The sample datafiles used in the examples in this manual may be downloaded from:
The Detect tools were designed primarily for the analysis of Chandra X-ray Observatory data, so the CXC has tested them using, in part, simulated ACIS and HRC data produced with the MARX 2.1simulator.
We use simulations so that we can seed the image with noise background plus a number of sources of known characteristics and then see how well various tools recover sources and their properties. The field constructed for ACIS is shown in Figures 2.1 and 2.2.
The simulation contains a background corresponding to a 30 ks exposure and has 6 repetitions of a linear array of sources. The basic array consists of 6 unresolved sources of the same intensity. From the first source, the following 5 are spaced at 0.5, 4, 5, 10 and 30 arcsec. The pattern is repeated 60 from the last of these 6 sources, with the addition of an extended source at the final position. That extended source is a Gaussian with a sigma of 25 . At right angles to this line of sources, at a distance of 60 and 120 , the pattern is repeated in two additional rows. In the first of the three rows, the unresolved sources have approximately 200 counts each (depending on the detector and off-axis distance) and the extended source has about 2500 counts. For the second row, the unresolved sources are much weaker with 30 counts each; the extended source intensity does not change. The last row is the same as the middle row, except that the unresolved sources are changed to discs with a diameter of 1 .
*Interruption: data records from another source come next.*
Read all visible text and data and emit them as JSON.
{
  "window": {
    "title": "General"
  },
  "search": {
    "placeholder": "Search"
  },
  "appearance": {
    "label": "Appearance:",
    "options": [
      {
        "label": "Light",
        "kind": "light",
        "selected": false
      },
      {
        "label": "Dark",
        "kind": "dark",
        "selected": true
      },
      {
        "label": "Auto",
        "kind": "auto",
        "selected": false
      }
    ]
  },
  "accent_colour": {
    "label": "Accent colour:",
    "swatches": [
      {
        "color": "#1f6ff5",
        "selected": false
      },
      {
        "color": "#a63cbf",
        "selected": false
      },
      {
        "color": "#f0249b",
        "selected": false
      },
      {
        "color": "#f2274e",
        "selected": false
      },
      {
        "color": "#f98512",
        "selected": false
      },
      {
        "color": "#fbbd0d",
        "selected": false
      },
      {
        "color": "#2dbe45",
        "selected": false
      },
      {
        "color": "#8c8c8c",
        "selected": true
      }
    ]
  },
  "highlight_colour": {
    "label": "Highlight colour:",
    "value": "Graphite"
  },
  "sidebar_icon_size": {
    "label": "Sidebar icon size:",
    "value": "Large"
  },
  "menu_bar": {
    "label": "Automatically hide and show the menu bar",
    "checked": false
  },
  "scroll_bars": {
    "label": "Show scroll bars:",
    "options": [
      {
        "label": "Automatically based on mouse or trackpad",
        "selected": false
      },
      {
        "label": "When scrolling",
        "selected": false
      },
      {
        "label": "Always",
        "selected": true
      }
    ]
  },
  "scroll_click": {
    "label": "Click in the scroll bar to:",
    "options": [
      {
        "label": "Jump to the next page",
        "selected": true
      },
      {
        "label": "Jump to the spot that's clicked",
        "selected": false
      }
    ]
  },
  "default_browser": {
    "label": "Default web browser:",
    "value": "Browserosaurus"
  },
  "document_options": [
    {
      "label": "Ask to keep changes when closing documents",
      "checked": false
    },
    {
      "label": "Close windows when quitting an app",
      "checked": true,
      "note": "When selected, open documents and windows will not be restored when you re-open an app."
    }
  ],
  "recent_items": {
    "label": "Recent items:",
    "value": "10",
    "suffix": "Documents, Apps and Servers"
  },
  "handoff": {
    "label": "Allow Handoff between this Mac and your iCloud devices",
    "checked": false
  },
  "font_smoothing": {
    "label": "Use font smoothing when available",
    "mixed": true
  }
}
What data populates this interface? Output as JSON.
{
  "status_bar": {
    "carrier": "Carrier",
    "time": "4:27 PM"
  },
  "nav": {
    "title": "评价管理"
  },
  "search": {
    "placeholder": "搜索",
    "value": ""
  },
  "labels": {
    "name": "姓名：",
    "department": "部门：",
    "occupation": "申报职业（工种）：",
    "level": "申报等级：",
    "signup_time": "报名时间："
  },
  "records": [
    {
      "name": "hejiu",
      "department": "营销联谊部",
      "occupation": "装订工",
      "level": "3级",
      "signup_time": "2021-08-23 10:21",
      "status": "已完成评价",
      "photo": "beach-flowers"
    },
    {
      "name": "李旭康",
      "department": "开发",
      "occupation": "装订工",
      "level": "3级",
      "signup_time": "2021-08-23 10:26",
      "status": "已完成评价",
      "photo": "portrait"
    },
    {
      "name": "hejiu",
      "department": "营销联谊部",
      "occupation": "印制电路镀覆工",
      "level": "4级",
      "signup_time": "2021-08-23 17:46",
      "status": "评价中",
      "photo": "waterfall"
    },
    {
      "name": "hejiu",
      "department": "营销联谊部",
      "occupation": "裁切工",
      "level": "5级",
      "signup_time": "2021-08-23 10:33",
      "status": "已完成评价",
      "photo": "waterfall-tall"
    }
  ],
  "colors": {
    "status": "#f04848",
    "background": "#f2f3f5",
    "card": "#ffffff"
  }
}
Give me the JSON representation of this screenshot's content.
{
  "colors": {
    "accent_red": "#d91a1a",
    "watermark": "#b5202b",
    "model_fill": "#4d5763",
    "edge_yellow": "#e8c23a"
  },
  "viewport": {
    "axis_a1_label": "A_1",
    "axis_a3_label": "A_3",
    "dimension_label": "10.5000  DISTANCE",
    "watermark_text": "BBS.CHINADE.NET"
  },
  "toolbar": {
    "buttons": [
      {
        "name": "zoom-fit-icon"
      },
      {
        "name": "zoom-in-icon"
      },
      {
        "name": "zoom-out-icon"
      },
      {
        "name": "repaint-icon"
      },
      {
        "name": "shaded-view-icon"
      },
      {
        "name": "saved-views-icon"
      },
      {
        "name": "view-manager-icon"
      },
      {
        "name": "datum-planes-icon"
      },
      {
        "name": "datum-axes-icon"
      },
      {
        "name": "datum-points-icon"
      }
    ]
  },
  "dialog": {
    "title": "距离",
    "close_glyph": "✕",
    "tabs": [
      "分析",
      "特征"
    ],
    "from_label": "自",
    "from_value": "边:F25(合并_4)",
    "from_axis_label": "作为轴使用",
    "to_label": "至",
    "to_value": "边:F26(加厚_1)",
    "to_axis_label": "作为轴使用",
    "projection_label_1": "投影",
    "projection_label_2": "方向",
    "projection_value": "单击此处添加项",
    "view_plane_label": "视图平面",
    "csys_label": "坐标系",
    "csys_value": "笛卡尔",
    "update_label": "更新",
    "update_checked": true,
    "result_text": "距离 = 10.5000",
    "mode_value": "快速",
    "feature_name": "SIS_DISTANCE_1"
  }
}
3C 295 was observed with ACIS-S early in the mission as a calibration observation. The target has several features useful for demonstrating and comparing the Detect tools. The radio galaxy itself has a heavily absorbed core which might be slightly resolved, but is close to being a point source. Within a few arcsec to the north and south are emission regions associated with the radio hotspots, thereby presenting a test case for the separation of close sources. All of these radio-associated sources are embedded in the extended emission arising from the hot intracluster gas, for 3C 295 is within a cluster of galaxies at . Hence the extended emission provides further tests: detecting extended sources and separating unresolved sources within extended emission.
An adaptively-smoothed version of the field center is shown in Figure 2.3. Most of the cluster emission is shown, and the insert gives a magnified view of the emission associated with the radio galaxy at the center.
This dataset was obtained from the Chandra Archive (ObsID 578). The examples focus on the chip S3 (ccd_id = 7) data, which contains over 100,000 events.
3C 273 is probably the brightest nearby quasar in the radio band. A prominent jet consisting of several brightness enhancements ("knots") begins about 12 from the intense unresolved X-ray core. The knots decrease in intensity with radial distance. The faintest detectable emission is about 20 from the core. The closely-spaced features in the jet provide a good test of the Detect tools' ability to separate close features. An HRC-I image of this source is shown in Figure 2.4.
This dataset was obtained from the Chandra Archive (ObsID 461), and contains over 800,000 events.
Having a very long (i.e. deep) exposure, such as the Chandra Deep Field South (CDFS) data, allows us to run Detect on real data with very conservative parameters and see how many real and spurious detections result.
For the CDFS, we have an long exposure of 991.45 ksec containing 1,927,235 counts. The short observation (ObsID 2405) is roughly 100 ksec and has 106,940 events. Each of these two datasets was filtered with a large circular region (radius = 8 arcmin) to avoid the edges which were not covered uniformly by all the merged ObsIDs that comprise these data.
To locate all real sources which might be detected by tools operating on the short segment, we ran celldetect with a S/N threshold of 5; wavdetect with 5 scales (1, 2, 4, 8, 16) and a signal threshold of E-6; and vtpdetect with a limit of E-7 false source events per number of background events. The resulting detections are shown in Figure 2.5.